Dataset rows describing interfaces
__________________________________________________

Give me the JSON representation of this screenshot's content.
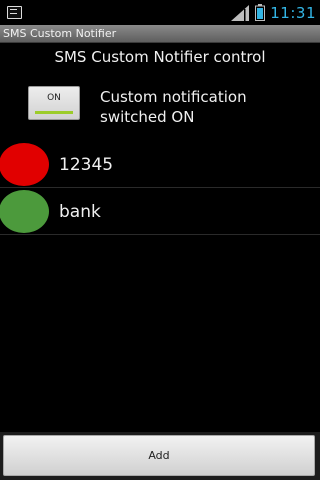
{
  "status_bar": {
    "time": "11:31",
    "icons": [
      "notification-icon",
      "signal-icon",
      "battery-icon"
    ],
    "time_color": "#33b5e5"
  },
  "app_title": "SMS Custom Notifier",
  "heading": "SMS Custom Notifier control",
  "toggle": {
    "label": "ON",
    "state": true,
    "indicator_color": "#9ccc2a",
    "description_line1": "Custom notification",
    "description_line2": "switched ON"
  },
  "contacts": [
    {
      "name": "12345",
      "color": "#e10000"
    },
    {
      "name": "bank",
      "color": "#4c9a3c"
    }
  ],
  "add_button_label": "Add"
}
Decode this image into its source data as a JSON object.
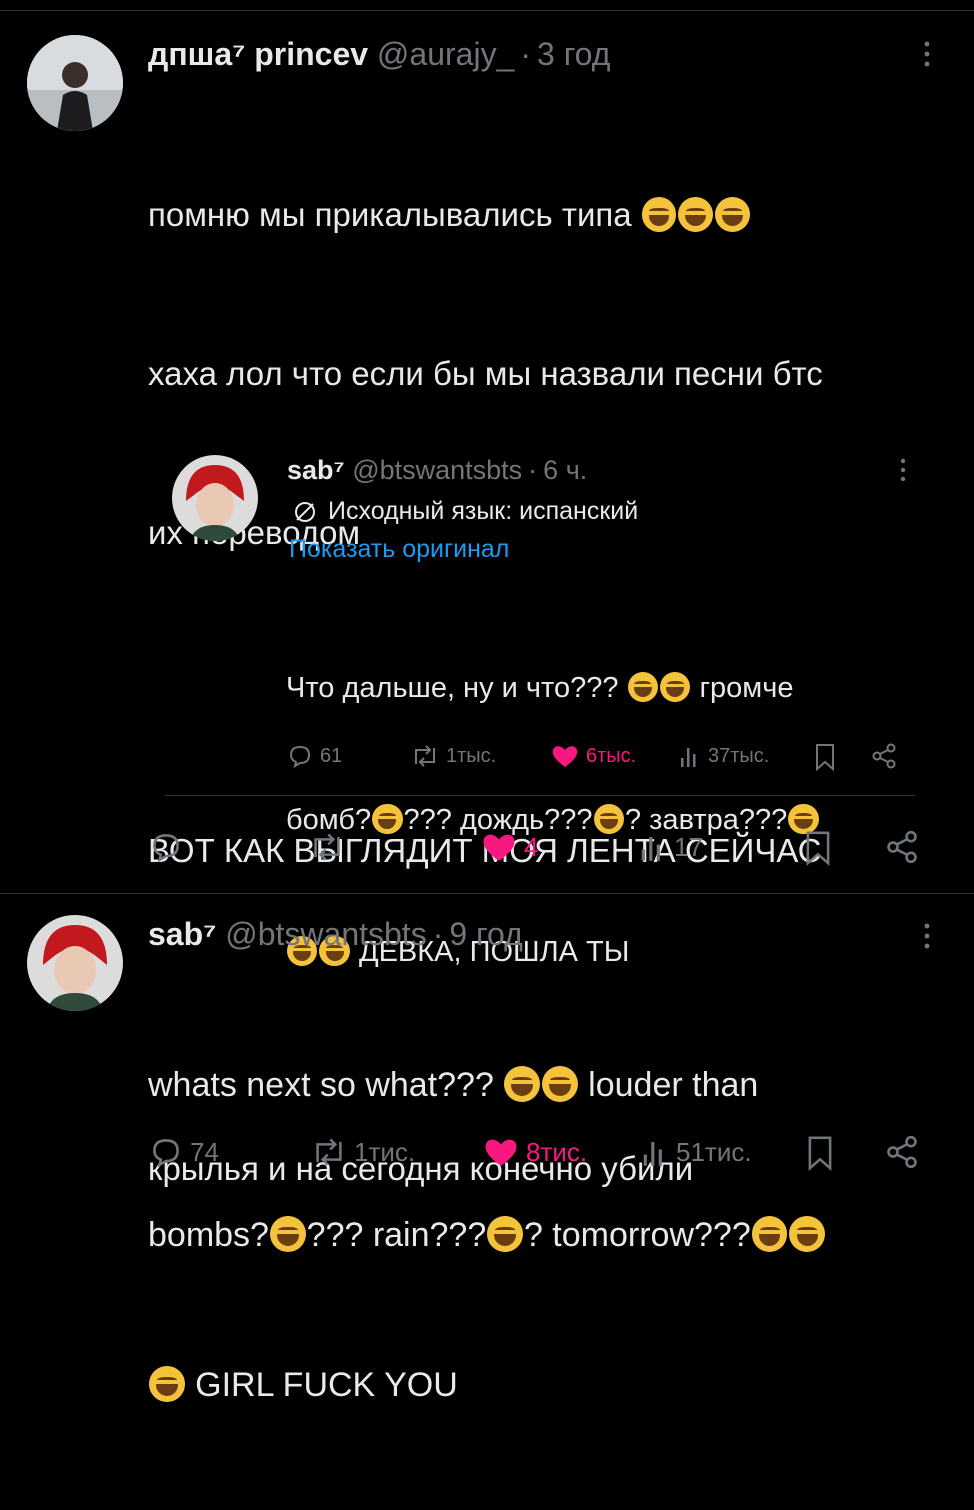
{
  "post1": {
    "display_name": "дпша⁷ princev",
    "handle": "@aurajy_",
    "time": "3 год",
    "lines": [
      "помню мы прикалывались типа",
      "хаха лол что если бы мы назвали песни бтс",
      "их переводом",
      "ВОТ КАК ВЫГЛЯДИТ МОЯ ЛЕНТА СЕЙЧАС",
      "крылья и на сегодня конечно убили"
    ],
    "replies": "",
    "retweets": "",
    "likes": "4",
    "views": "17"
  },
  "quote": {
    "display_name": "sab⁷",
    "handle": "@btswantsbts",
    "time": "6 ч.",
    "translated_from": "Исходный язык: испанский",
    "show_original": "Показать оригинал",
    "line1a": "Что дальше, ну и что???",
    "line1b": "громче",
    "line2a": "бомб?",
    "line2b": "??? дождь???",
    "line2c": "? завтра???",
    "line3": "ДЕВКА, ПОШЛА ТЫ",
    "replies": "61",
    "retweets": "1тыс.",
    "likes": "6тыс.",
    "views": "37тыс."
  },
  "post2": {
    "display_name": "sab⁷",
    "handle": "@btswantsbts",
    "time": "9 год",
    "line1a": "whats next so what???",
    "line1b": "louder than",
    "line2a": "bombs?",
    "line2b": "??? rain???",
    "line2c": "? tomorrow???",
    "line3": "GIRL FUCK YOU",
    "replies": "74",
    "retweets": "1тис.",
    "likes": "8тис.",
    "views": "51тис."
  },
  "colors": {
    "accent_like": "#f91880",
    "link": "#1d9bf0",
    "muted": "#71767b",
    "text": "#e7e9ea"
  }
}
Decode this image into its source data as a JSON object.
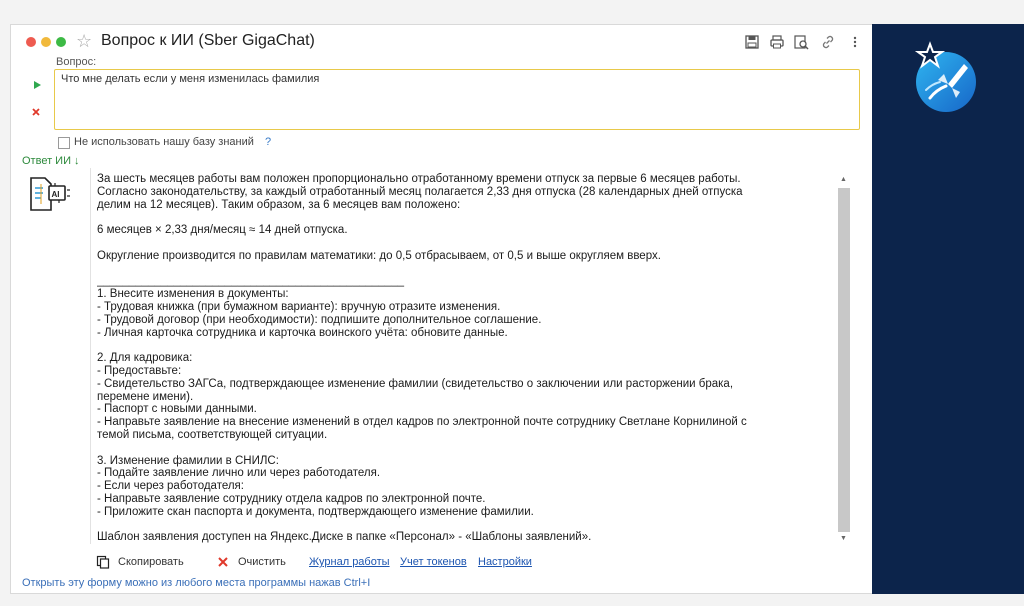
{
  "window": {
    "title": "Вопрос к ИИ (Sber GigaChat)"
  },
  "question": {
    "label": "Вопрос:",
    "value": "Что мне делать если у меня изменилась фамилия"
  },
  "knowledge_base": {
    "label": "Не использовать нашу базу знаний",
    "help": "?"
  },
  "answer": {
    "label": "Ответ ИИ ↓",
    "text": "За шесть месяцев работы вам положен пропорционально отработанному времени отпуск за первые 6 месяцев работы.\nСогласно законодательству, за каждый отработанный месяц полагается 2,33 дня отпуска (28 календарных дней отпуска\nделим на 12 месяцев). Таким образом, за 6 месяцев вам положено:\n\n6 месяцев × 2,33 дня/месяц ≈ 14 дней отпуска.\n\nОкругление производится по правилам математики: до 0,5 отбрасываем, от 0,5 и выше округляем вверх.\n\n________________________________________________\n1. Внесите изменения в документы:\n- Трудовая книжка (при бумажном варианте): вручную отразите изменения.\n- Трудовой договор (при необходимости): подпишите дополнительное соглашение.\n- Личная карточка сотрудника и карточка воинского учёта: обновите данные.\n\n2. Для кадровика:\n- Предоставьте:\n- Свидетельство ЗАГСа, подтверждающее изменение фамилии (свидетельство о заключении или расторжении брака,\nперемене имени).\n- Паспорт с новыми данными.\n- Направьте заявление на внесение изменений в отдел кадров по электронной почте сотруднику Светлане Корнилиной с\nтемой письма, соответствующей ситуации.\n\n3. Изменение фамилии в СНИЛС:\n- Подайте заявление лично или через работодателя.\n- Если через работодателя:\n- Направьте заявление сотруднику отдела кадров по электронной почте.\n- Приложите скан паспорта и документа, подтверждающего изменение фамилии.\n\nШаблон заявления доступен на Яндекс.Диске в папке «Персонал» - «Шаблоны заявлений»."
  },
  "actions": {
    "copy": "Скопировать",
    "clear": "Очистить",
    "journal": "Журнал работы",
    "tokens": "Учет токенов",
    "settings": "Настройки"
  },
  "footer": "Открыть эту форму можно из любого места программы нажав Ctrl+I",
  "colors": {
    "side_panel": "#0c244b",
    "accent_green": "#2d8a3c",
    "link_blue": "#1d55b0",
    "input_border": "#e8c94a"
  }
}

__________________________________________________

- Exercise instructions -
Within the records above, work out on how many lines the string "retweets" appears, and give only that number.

- Solution to the exercise -
3